Dataset rows for apps and sites:
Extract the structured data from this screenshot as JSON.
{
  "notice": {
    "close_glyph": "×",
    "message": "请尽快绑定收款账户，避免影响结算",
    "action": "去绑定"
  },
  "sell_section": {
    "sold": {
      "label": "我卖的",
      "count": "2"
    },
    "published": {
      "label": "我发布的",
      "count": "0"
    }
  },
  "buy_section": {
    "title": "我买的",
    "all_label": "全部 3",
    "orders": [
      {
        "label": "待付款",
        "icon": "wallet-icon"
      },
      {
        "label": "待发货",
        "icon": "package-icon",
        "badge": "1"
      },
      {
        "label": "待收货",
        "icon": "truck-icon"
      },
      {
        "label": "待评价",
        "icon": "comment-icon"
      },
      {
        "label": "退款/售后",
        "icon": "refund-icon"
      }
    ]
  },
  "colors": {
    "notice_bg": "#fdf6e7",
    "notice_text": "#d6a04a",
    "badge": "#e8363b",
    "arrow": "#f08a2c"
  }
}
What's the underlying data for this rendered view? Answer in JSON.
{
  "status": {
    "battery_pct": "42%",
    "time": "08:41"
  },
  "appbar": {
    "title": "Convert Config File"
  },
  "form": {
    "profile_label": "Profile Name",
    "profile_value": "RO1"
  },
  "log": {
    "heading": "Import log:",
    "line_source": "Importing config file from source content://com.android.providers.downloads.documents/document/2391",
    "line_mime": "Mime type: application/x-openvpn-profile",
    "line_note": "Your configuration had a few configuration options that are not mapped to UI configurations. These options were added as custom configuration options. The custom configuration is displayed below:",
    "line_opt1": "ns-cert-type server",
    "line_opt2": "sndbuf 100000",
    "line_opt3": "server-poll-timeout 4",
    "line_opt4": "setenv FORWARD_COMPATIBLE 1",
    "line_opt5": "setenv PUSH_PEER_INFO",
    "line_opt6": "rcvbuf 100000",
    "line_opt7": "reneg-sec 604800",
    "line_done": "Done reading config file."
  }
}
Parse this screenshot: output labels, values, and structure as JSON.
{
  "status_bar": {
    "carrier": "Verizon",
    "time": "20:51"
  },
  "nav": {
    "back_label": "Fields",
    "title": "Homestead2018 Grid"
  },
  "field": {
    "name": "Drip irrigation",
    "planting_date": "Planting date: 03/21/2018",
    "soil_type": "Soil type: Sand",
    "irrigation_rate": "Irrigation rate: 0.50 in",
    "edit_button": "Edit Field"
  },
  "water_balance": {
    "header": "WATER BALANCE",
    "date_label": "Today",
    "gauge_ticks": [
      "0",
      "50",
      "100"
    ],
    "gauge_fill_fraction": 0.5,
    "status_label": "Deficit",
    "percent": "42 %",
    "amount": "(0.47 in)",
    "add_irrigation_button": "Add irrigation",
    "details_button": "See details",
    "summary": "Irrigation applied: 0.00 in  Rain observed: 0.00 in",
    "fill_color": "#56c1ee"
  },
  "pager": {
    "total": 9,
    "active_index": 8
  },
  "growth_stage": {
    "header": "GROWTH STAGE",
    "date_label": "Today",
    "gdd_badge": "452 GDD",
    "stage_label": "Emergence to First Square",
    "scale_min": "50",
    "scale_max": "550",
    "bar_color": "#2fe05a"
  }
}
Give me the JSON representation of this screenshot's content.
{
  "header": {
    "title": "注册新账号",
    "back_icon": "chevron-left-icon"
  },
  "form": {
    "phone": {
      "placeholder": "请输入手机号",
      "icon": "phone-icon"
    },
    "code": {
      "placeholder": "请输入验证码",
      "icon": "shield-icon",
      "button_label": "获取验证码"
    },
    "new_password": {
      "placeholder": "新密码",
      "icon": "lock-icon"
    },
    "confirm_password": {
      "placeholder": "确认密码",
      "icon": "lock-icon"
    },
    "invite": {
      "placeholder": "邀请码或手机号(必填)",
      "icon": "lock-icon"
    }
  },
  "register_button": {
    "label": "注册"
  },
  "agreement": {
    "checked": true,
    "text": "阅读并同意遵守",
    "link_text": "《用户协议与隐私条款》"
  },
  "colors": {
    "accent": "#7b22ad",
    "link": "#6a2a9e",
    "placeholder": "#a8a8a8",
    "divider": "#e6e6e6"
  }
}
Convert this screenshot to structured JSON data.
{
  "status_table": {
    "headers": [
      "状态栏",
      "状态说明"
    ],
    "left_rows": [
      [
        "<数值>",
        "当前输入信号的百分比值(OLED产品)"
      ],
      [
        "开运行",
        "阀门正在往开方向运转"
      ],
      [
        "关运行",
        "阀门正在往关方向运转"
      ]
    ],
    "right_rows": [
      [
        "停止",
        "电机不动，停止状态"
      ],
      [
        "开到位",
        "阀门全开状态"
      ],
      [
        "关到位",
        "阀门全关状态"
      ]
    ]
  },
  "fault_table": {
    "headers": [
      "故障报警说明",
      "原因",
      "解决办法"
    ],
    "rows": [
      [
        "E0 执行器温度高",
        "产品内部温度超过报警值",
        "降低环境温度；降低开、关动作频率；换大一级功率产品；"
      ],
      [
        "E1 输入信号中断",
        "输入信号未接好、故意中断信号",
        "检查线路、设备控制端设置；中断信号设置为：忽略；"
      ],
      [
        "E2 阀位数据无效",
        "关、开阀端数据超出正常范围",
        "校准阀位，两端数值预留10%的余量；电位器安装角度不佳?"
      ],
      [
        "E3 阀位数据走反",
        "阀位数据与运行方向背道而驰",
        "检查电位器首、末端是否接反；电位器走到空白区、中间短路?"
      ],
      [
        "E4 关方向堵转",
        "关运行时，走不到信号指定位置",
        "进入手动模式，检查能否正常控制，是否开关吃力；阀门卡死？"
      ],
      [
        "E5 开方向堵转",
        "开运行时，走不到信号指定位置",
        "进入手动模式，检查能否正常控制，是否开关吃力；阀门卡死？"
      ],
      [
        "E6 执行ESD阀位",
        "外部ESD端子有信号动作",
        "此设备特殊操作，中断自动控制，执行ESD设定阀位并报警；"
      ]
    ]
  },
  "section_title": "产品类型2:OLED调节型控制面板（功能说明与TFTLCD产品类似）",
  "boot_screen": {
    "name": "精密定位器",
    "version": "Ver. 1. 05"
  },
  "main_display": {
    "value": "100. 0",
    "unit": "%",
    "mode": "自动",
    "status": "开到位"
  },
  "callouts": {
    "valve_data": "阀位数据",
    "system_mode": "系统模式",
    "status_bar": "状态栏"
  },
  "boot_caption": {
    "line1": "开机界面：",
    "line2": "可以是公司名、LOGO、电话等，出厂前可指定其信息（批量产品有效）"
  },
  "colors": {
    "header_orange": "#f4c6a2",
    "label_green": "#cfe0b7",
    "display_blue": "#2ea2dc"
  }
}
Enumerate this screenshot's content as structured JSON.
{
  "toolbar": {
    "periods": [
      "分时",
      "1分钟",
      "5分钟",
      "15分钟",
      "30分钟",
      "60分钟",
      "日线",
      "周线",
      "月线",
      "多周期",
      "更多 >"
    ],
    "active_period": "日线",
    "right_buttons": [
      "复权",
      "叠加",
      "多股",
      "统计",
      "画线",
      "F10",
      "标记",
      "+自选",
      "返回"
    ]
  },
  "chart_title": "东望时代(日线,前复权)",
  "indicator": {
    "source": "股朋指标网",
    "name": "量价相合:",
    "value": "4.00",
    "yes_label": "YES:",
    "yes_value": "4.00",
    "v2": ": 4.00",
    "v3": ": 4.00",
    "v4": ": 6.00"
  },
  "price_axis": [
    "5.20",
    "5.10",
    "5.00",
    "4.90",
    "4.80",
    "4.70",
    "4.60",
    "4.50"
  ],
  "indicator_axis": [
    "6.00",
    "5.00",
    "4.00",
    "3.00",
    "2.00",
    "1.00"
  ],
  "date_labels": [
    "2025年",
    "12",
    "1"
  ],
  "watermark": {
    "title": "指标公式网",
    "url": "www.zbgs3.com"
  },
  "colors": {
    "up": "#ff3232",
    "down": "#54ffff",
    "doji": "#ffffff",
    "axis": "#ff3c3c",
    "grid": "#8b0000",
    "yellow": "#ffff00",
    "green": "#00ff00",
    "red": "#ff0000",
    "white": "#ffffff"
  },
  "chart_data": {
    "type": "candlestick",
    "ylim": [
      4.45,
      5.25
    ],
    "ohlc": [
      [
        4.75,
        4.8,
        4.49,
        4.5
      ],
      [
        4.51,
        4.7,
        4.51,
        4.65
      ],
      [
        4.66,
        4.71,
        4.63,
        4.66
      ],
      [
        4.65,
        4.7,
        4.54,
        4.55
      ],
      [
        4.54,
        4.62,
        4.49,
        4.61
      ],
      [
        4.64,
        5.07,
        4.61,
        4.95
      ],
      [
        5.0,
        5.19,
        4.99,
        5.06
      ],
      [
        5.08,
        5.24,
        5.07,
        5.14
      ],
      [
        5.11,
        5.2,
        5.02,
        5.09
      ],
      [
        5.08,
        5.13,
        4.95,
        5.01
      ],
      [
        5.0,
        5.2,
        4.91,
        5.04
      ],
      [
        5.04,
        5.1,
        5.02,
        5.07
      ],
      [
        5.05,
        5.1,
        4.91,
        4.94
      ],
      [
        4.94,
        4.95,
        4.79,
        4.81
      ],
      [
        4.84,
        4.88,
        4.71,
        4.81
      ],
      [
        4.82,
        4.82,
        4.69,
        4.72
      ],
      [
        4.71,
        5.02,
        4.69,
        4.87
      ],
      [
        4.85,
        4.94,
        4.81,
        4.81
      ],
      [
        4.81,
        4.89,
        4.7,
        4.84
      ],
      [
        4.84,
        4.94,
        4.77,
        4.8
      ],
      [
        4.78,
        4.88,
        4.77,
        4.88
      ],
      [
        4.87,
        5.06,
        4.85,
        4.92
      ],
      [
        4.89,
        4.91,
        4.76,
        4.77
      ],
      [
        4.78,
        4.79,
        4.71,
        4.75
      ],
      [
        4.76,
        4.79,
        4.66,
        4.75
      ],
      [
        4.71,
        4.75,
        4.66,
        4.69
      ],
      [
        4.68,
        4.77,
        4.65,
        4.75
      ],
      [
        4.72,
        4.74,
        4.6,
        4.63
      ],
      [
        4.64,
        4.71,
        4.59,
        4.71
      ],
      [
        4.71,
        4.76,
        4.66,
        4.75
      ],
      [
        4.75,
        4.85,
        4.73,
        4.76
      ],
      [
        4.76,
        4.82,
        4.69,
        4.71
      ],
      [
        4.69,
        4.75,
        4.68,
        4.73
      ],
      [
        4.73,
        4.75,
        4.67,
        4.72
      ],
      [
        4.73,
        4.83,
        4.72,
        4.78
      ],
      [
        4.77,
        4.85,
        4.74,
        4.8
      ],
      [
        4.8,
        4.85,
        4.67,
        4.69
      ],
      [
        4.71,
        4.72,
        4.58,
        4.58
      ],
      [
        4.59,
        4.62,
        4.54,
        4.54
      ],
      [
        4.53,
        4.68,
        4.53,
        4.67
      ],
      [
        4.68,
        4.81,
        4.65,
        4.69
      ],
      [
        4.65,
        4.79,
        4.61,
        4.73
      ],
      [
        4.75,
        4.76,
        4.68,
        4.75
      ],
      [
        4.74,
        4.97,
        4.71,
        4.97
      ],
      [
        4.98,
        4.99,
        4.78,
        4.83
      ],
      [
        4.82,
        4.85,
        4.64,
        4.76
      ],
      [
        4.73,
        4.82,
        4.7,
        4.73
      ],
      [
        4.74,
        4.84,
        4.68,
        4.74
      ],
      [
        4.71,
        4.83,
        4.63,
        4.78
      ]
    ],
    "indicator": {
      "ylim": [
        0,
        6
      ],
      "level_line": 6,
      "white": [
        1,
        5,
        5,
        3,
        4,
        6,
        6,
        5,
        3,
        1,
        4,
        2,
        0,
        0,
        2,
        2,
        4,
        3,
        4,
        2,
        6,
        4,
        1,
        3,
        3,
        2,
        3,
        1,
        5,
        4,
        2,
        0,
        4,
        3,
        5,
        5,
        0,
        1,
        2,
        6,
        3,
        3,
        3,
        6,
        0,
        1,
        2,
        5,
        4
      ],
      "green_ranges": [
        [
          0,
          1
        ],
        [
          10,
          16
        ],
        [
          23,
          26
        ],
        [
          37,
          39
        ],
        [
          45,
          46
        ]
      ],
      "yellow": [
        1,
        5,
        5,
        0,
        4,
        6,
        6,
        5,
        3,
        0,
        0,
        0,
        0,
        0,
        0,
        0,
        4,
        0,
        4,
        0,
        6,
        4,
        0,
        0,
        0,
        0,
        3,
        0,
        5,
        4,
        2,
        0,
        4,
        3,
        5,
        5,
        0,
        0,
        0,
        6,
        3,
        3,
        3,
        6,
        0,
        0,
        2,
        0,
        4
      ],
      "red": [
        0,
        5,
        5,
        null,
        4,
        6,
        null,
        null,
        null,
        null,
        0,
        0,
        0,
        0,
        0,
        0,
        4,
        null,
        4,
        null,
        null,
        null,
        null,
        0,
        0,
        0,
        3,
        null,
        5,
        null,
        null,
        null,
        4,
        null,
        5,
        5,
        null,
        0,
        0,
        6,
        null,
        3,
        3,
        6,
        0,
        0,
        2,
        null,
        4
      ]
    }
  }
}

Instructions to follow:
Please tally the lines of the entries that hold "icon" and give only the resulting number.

Answer to this exercise:
11